(About this exercise) Skip the pictures and copy all the data that follows exactly.

(Collected data)
■ ■ ■

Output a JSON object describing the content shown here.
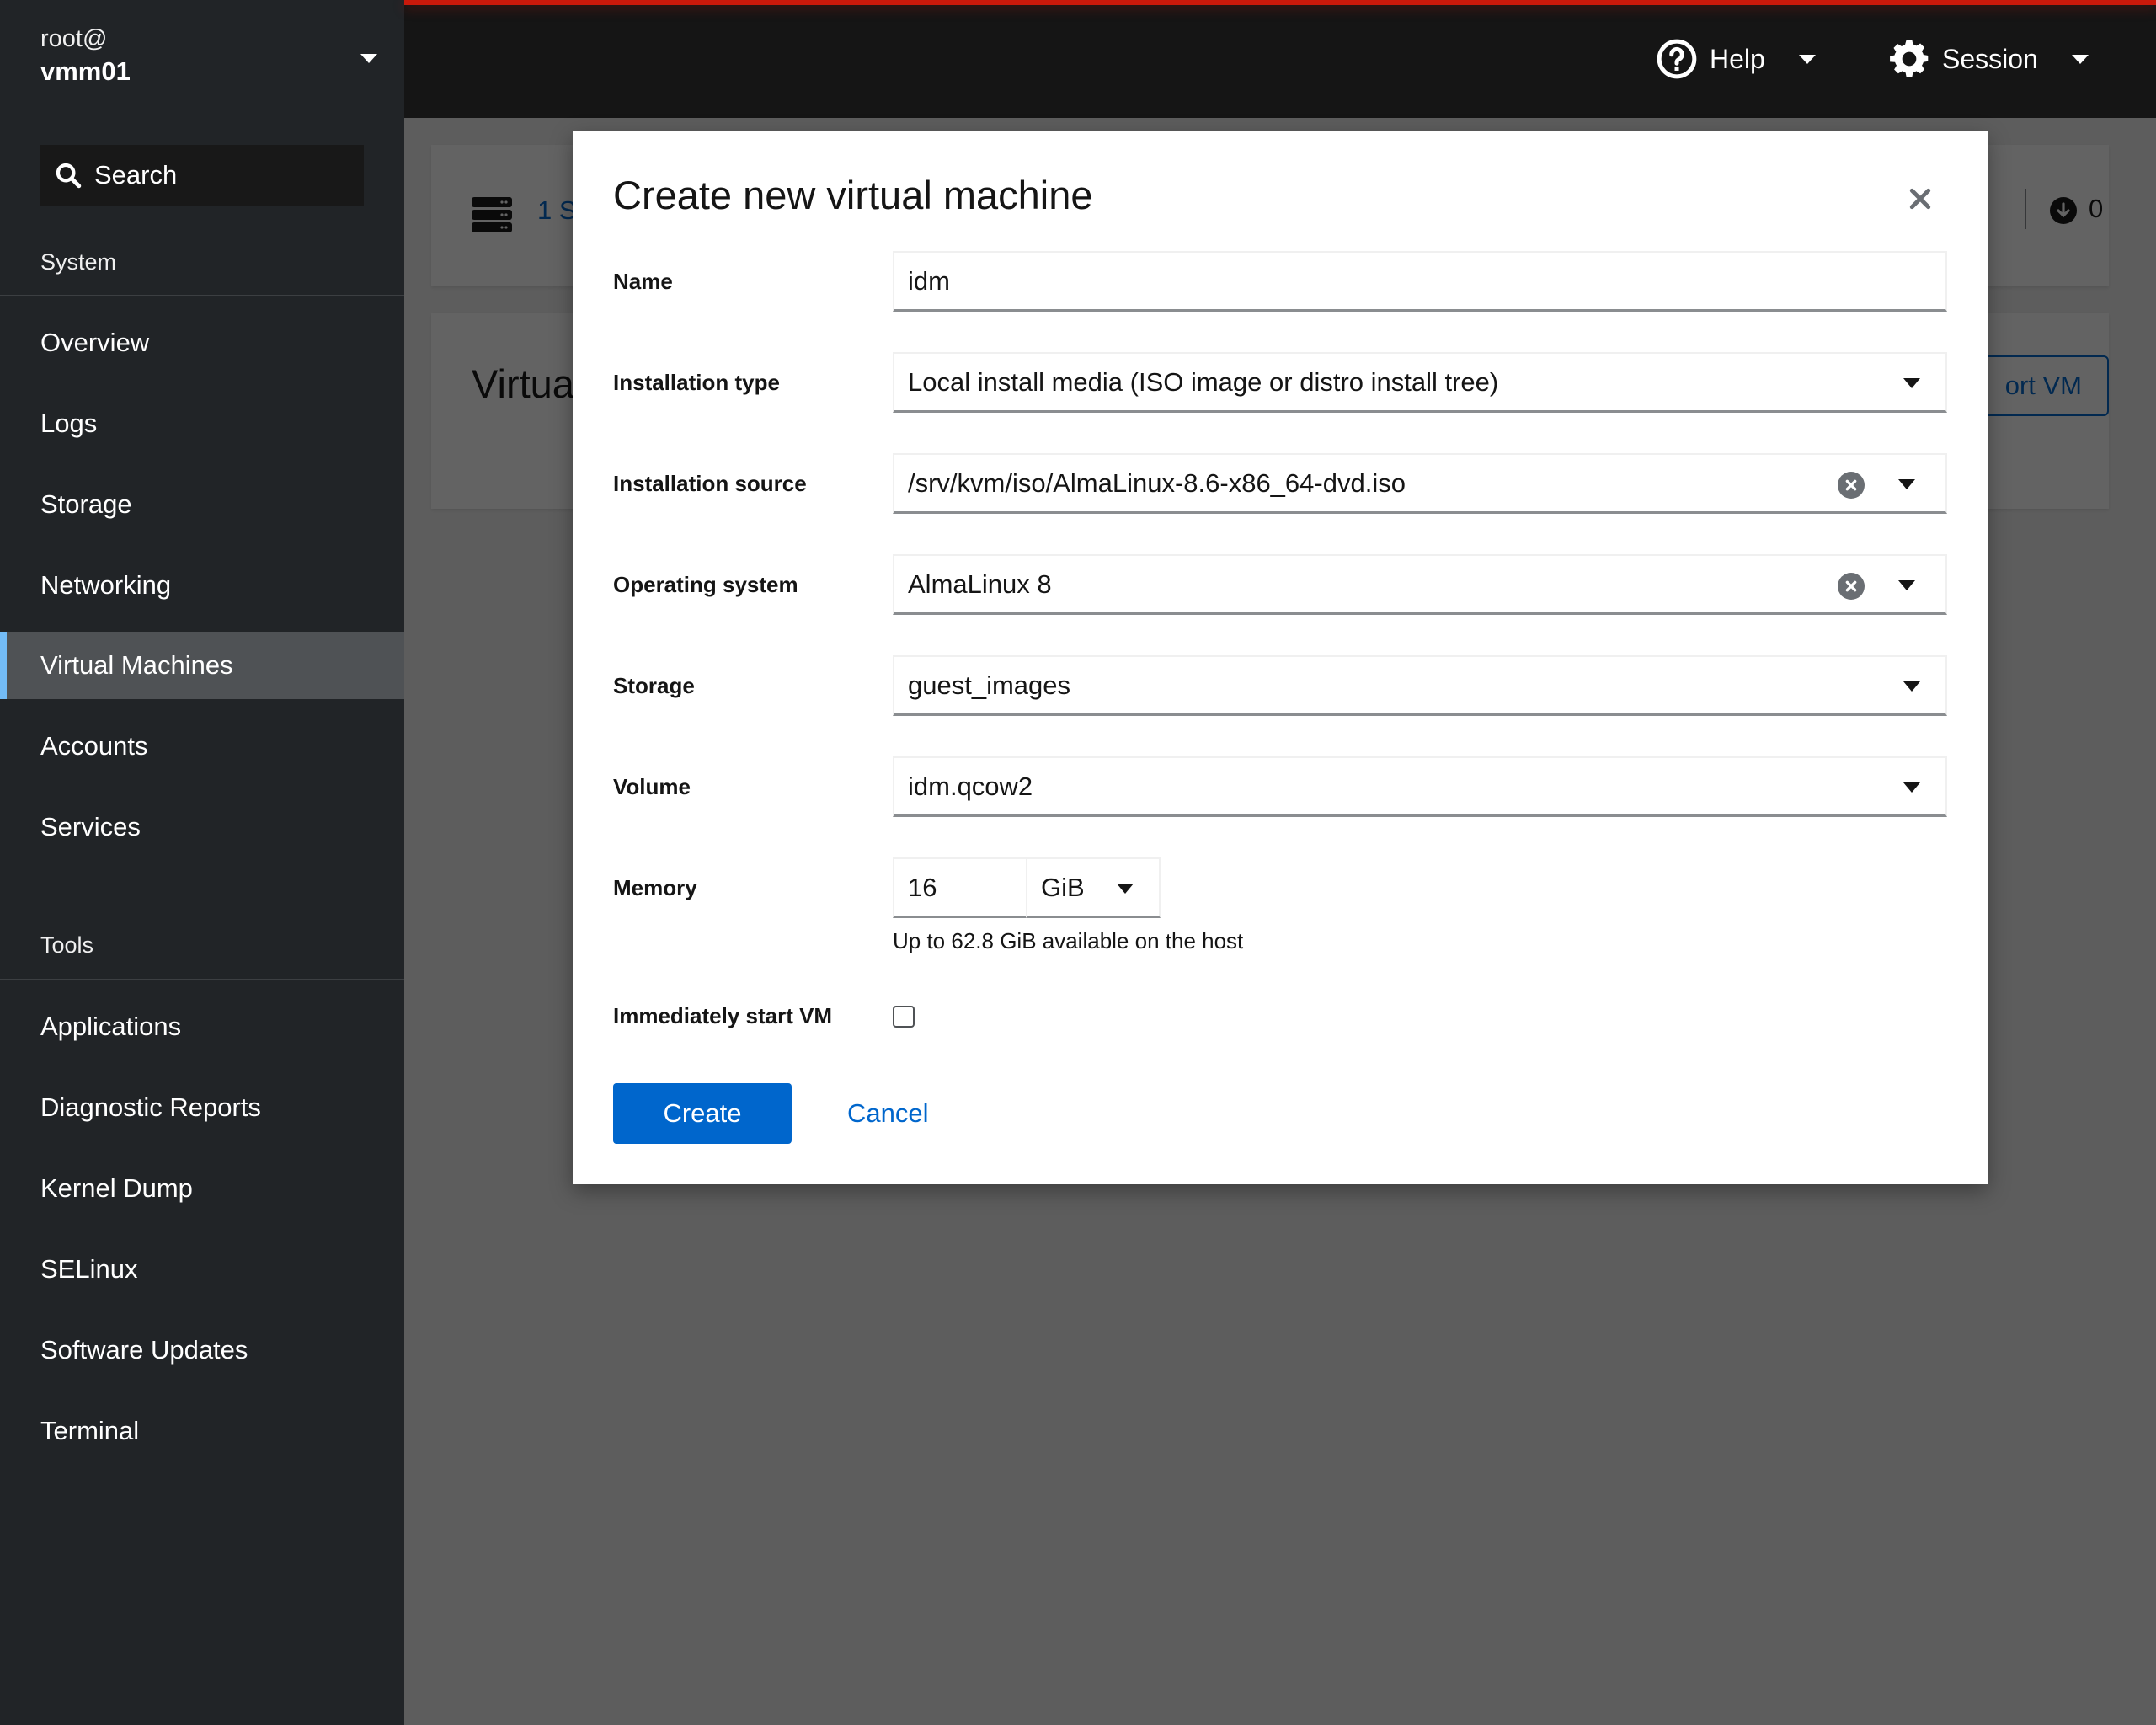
{
  "sidebar": {
    "host_user": "root@",
    "host_name": "vmm01",
    "search_label": "Search",
    "sections": [
      {
        "title": "System",
        "items": [
          {
            "label": "Overview",
            "active": false
          },
          {
            "label": "Logs",
            "active": false
          },
          {
            "label": "Storage",
            "active": false
          },
          {
            "label": "Networking",
            "active": false
          },
          {
            "label": "Virtual Machines",
            "active": true
          },
          {
            "label": "Accounts",
            "active": false
          },
          {
            "label": "Services",
            "active": false
          }
        ]
      },
      {
        "title": "Tools",
        "items": [
          {
            "label": "Applications",
            "active": false
          },
          {
            "label": "Diagnostic Reports",
            "active": false
          },
          {
            "label": "Kernel Dump",
            "active": false
          },
          {
            "label": "SELinux",
            "active": false
          },
          {
            "label": "Software Updates",
            "active": false
          },
          {
            "label": "Terminal",
            "active": false
          }
        ]
      }
    ]
  },
  "header": {
    "help_label": "Help",
    "session_label": "Session"
  },
  "background": {
    "storage_pools_partial": "1 S",
    "page_heading_partial": "Virtua",
    "import_vm_partial": "ort VM",
    "download_count": "0"
  },
  "modal": {
    "title": "Create new virtual machine",
    "fields": {
      "name": {
        "label": "Name",
        "value": "idm"
      },
      "installation_type": {
        "label": "Installation type",
        "value": "Local install media (ISO image or distro install tree)"
      },
      "installation_source": {
        "label": "Installation source",
        "value": "/srv/kvm/iso/AlmaLinux-8.6-x86_64-dvd.iso"
      },
      "operating_system": {
        "label": "Operating system",
        "value": "AlmaLinux 8"
      },
      "storage": {
        "label": "Storage",
        "value": "guest_images"
      },
      "volume": {
        "label": "Volume",
        "value": "idm.qcow2"
      },
      "memory": {
        "label": "Memory",
        "value": "16",
        "unit": "GiB",
        "helper": "Up to 62.8 GiB available on the host"
      },
      "start_vm": {
        "label": "Immediately start VM",
        "checked": false
      }
    },
    "create_label": "Create",
    "cancel_label": "Cancel"
  },
  "colors": {
    "primary": "#0066cc",
    "sidebar_bg": "#212427",
    "header_bg": "#151515",
    "accent_red": "#c9190b",
    "active_indicator": "#73bcf7"
  }
}
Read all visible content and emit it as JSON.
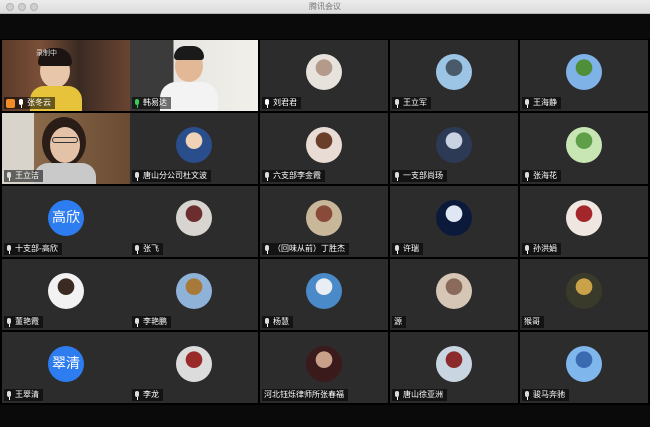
{
  "window": {
    "title": "腾讯会议"
  },
  "colors": {
    "active_border": "#2ec24a",
    "mic_active": "#35d05a",
    "avatar_blue": "#2d7cf0"
  },
  "recording_badge": "录制中",
  "participants": [
    {
      "name": "张冬云",
      "kind": "video",
      "mic": "raised"
    },
    {
      "name": "韩易达",
      "kind": "video",
      "mic": "active"
    },
    {
      "name": "刘君君",
      "kind": "photo",
      "mic": "on",
      "tone": [
        "#e8e2dc",
        "#b39a8a"
      ]
    },
    {
      "name": "王立军",
      "kind": "photo",
      "mic": "muted",
      "tone": [
        "#9cc4e4",
        "#4a5a6a"
      ]
    },
    {
      "name": "王海静",
      "kind": "photo",
      "mic": "muted",
      "tone": [
        "#7fb3e8",
        "#4f8f3a"
      ]
    },
    {
      "name": "王立洁",
      "kind": "video2",
      "mic": "muted"
    },
    {
      "name": "唐山分公司杜文波",
      "kind": "photo",
      "mic": "muted",
      "tone": [
        "#2a4d8c",
        "#f0d2b6"
      ]
    },
    {
      "name": "六支部李金霞",
      "kind": "photo",
      "mic": "muted",
      "tone": [
        "#e8dcd4",
        "#6a3f2a"
      ]
    },
    {
      "name": "一支部尚玚",
      "kind": "photo",
      "mic": "muted",
      "tone": [
        "#2d3a55",
        "#c9d2e0"
      ]
    },
    {
      "name": "张海花",
      "kind": "photo",
      "mic": "muted",
      "tone": [
        "#c8e6b4",
        "#5f9f4a"
      ]
    },
    {
      "name": "十支部-高欣",
      "kind": "text",
      "mic": "muted",
      "initials": "高欣"
    },
    {
      "name": "张飞",
      "kind": "photo",
      "mic": "muted",
      "tone": [
        "#d8d4d0",
        "#6b2d2d"
      ]
    },
    {
      "name": "（回味从前）丁胜杰",
      "kind": "photo",
      "mic": "muted",
      "tone": [
        "#c9b79a",
        "#8a4a3a"
      ]
    },
    {
      "name": "许瑞",
      "kind": "photo",
      "mic": "muted",
      "tone": [
        "#0b1a3a",
        "#dfe7f2"
      ]
    },
    {
      "name": "孙洪娟",
      "kind": "photo",
      "mic": "muted",
      "tone": [
        "#efe6e2",
        "#a3262a"
      ]
    },
    {
      "name": "董艳霞",
      "kind": "photo",
      "mic": "muted",
      "tone": [
        "#f2f2f2",
        "#3a2a22"
      ]
    },
    {
      "name": "李艳鹏",
      "kind": "photo",
      "mic": "muted",
      "tone": [
        "#8fb3d8",
        "#a87a3a"
      ]
    },
    {
      "name": "杨慧",
      "kind": "photo",
      "mic": "muted",
      "tone": [
        "#4a8ac9",
        "#e8eef4"
      ]
    },
    {
      "name": "源",
      "kind": "photo",
      "mic": "none",
      "tone": [
        "#d6c6b6",
        "#8a6a5a"
      ]
    },
    {
      "name": "猴哥",
      "kind": "photo",
      "mic": "none",
      "tone": [
        "#3a3a2a",
        "#c9a24a"
      ]
    },
    {
      "name": "王翠清",
      "kind": "text",
      "mic": "muted",
      "initials": "翠清"
    },
    {
      "name": "李龙",
      "kind": "photo",
      "mic": "muted",
      "tone": [
        "#dcdcdc",
        "#9a2a2a"
      ]
    },
    {
      "name": "河北钰烁律师所张春福",
      "kind": "photo",
      "mic": "none",
      "tone": [
        "#3a1a1a",
        "#c9a08a"
      ]
    },
    {
      "name": "唐山徐亚洲",
      "kind": "photo",
      "mic": "muted",
      "tone": [
        "#c9d6e2",
        "#8a2a2a"
      ]
    },
    {
      "name": "骏马奔驰",
      "kind": "photo",
      "mic": "muted",
      "tone": [
        "#7fb6ec",
        "#3a6ab0"
      ]
    }
  ]
}
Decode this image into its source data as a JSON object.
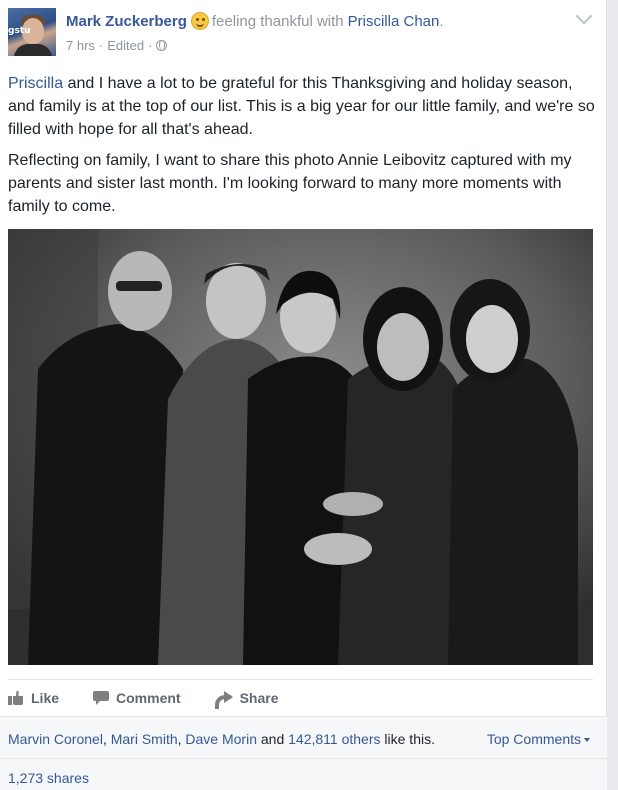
{
  "post": {
    "author": "Mark Zuckerberg",
    "feeling": "feeling thankful with",
    "tagged": "Priscilla Chan",
    "period": ".",
    "time": "7 hrs",
    "sep": "·",
    "edited": "Edited",
    "sep2": "·",
    "avatar_tag": "gstu",
    "paragraph1": {
      "mention": "Priscilla",
      "rest": " and I have a lot to be grateful for this Thanksgiving and holiday season, and family is at the top of our list. This is a big year for our little family, and we're so filled with hope for all that's ahead."
    },
    "paragraph2": "Reflecting on family, I want to share this photo Annie Leibovitz captured with my parents and sister last month. I'm looking forward to many more moments with family to come."
  },
  "actions": {
    "like": "Like",
    "comment": "Comment",
    "share": "Share"
  },
  "engagement": {
    "liker1": "Marvin Coronel",
    "sep1": ", ",
    "liker2": "Mari Smith",
    "sep2": ", ",
    "liker3": "Dave Morin",
    "and": " and ",
    "others": "142,811 others",
    "suffix": " like this.",
    "top_comments": "Top Comments",
    "shares": "1,273 shares"
  },
  "colors": {
    "link": "#365899",
    "muted": "#90949c",
    "action": "#616770"
  }
}
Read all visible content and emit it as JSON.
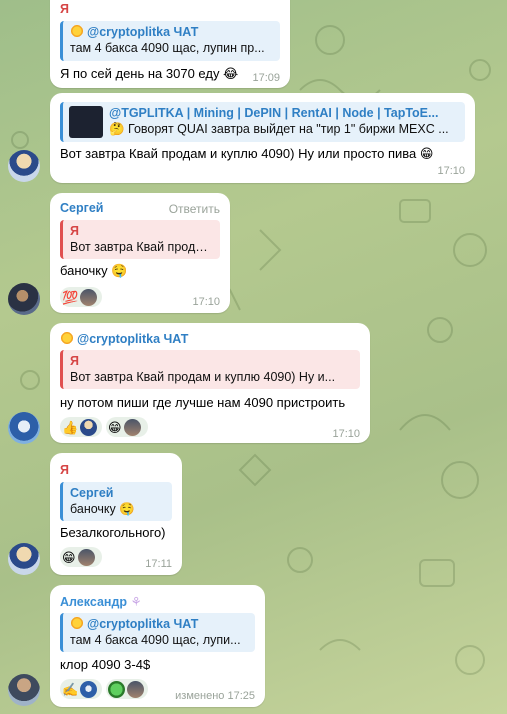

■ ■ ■

(Response box)
Output a JSON object describing the content shown here.
{
  "sidebar": {
    "host_user": "root@",
    "host_name": "vmm01",
    "search_label": "Search",
    "sections": [
      {
        "title": "System",
        "items": [
          {
            "label": "Overview",
            "active": false
          },
          {
            "label": "Logs",
            "active": false
          },
          {
            "label": "Storage",
            "active": false
          },
          {
            "label": "Networking",
            "active": false
          },
          {
            "label": "Virtual Machines",
            "active": true
          },
          {
            "label": "Accounts",
            "active": false
          },
          {
            "label": "Services",
            "active": false
          }
        ]
      },
      {
        "title": "Tools",
        "items": [
          {
            "label": "Applications",
            "active": false
          },
          {
            "label": "Diagnostic Reports",
            "active": false
          },
          {
            "label": "Kernel Dump",
            "active": false
          },
          {
            "label": "SELinux",
            "active": false
          },
          {
            "label": "Software Updates",
            "active": false
          },
          {
            "label": "Terminal",
            "active": false
          }
        ]
      }
    ]
  },
  "header": {
    "help_label": "Help",
    "session_label": "Session"
  },
  "background": {
    "storage_pools_partial": "1 S",
    "page_heading_partial": "Virtua",
    "import_vm_partial": "ort VM",
    "download_count": "0"
  },
  "modal": {
    "title": "Create new virtual machine",
    "fields": {
      "name": {
        "label": "Name",
        "value": "idm"
      },
      "installation_type": {
        "label": "Installation type",
        "value": "Local install media (ISO image or distro install tree)"
      },
      "installation_source": {
        "label": "Installation source",
        "value": "/srv/kvm/iso/AlmaLinux-8.6-x86_64-dvd.iso"
      },
      "operating_system": {
        "label": "Operating system",
        "value": "AlmaLinux 8"
      },
      "storage": {
        "label": "Storage",
        "value": "guest_images"
      },
      "volume": {
        "label": "Volume",
        "value": "idm.qcow2"
      },
      "memory": {
        "label": "Memory",
        "value": "16",
        "unit": "GiB",
        "helper": "Up to 62.8 GiB available on the host"
      },
      "start_vm": {
        "label": "Immediately start VM",
        "checked": false
      }
    },
    "create_label": "Create",
    "cancel_label": "Cancel"
  },
  "colors": {
    "primary": "#0066cc",
    "sidebar_bg": "#212427",
    "header_bg": "#151515",
    "accent_red": "#c9190b",
    "active_indicator": "#73bcf7"
  }
}
Read all visible content and emit it as JSON.
{
  "window": {
    "title": "腾讯会议"
  },
  "colors": {
    "active_border": "#2ec24a",
    "mic_active": "#35d05a",
    "avatar_blue": "#2d7cf0"
  },
  "recording_badge": "录制中",
  "participants": [
    {
      "name": "张冬云",
      "kind": "video",
      "mic": "raised"
    },
    {
      "name": "韩易达",
      "kind": "video",
      "mic": "active"
    },
    {
      "name": "刘君君",
      "kind": "photo",
      "mic": "on",
      "tone": [
        "#e8e2dc",
        "#b39a8a"
      ]
    },
    {
      "name": "王立军",
      "kind": "photo",
      "mic": "muted",
      "tone": [
        "#9cc4e4",
        "#4a5a6a"
      ]
    },
    {
      "name": "王海静",
      "kind": "photo",
      "mic": "muted",
      "tone": [
        "#7fb3e8",
        "#4f8f3a"
      ]
    },
    {
      "name": "王立洁",
      "kind": "video2",
      "mic": "muted"
    },
    {
      "name": "唐山分公司杜文波",
      "kind": "photo",
      "mic": "muted",
      "tone": [
        "#2a4d8c",
        "#f0d2b6"
      ]
    },
    {
      "name": "六支部李金霞",
      "kind": "photo",
      "mic": "muted",
      "tone": [
        "#e8dcd4",
        "#6a3f2a"
      ]
    },
    {
      "name": "一支部尚玚",
      "kind": "photo",
      "mic": "muted",
      "tone": [
        "#2d3a55",
        "#c9d2e0"
      ]
    },
    {
      "name": "张海花",
      "kind": "photo",
      "mic": "muted",
      "tone": [
        "#c8e6b4",
        "#5f9f4a"
      ]
    },
    {
      "name": "十支部-高欣",
      "kind": "text",
      "mic": "muted",
      "initials": "高欣"
    },
    {
      "name": "张飞",
      "kind": "photo",
      "mic": "muted",
      "tone": [
        "#d8d4d0",
        "#6b2d2d"
      ]
    },
    {
      "name": "（回味从前）丁胜杰",
      "kind": "photo",
      "mic": "muted",
      "tone": [
        "#c9b79a",
        "#8a4a3a"
      ]
    },
    {
      "name": "许瑞",
      "kind": "photo",
      "mic": "muted",
      "tone": [
        "#0b1a3a",
        "#dfe7f2"
      ]
    },
    {
      "name": "孙洪娟",
      "kind": "photo",
      "mic": "muted",
      "tone": [
        "#efe6e2",
        "#a3262a"
      ]
    },
    {
      "name": "董艳霞",
      "kind": "photo",
      "mic": "muted",
      "tone": [
        "#f2f2f2",
        "#3a2a22"
      ]
    },
    {
      "name": "李艳鹏",
      "kind": "photo",
      "mic": "muted",
      "tone": [
        "#8fb3d8",
        "#a87a3a"
      ]
    },
    {
      "name": "杨慧",
      "kind": "photo",
      "mic": "muted",
      "tone": [
        "#4a8ac9",
        "#e8eef4"
      ]
    },
    {
      "name": "源",
      "kind": "photo",
      "mic": "none",
      "tone": [
        "#d6c6b6",
        "#8a6a5a"
      ]
    },
    {
      "name": "猴哥",
      "kind": "photo",
      "mic": "none",
      "tone": [
        "#3a3a2a",
        "#c9a24a"
      ]
    },
    {
      "name": "王翠清",
      "kind": "text",
      "mic": "muted",
      "initials": "翠清"
    },
    {
      "name": "李龙",
      "kind": "photo",
      "mic": "muted",
      "tone": [
        "#dcdcdc",
        "#9a2a2a"
      ]
    },
    {
      "name": "河北钰烁律师所张春福",
      "kind": "photo",
      "mic": "none",
      "tone": [
        "#3a1a1a",
        "#c9a08a"
      ]
    },
    {
      "name": "唐山徐亚洲",
      "kind": "photo",
      "mic": "muted",
      "tone": [
        "#c9d6e2",
        "#8a2a2a"
      ]
    },
    {
      "name": "骏马奔驰",
      "kind": "photo",
      "mic": "muted",
      "tone": [
        "#7fb6ec",
        "#3a6ab0"
      ]
    }
  ]
}
Decode this image into its source data as a JSON object.
{
  "post": {
    "author": "Mark Zuckerberg",
    "feeling": "feeling thankful with",
    "tagged": "Priscilla Chan",
    "period": ".",
    "time": "7 hrs",
    "sep": "·",
    "edited": "Edited",
    "sep2": "·",
    "avatar_tag": "gstu",
    "paragraph1": {
      "mention": "Priscilla",
      "rest": " and I have a lot to be grateful for this Thanksgiving and holiday season, and family is at the top of our list. This is a big year for our little family, and we're so filled with hope for all that's ahead."
    },
    "paragraph2": "Reflecting on family, I want to share this photo Annie Leibovitz captured with my parents and sister last month. I'm looking forward to many more moments with family to come."
  },
  "actions": {
    "like": "Like",
    "comment": "Comment",
    "share": "Share"
  },
  "engagement": {
    "liker1": "Marvin Coronel",
    "sep1": ", ",
    "liker2": "Mari Smith",
    "sep2": ", ",
    "liker3": "Dave Morin",
    "and": " and ",
    "others": "142,811 others",
    "suffix": " like this.",
    "top_comments": "Top Comments",
    "shares": "1,273 shares"
  },
  "colors": {
    "link": "#365899",
    "muted": "#90949c",
    "action": "#616770"
  }
}
Read all visible content and emit it as JSON.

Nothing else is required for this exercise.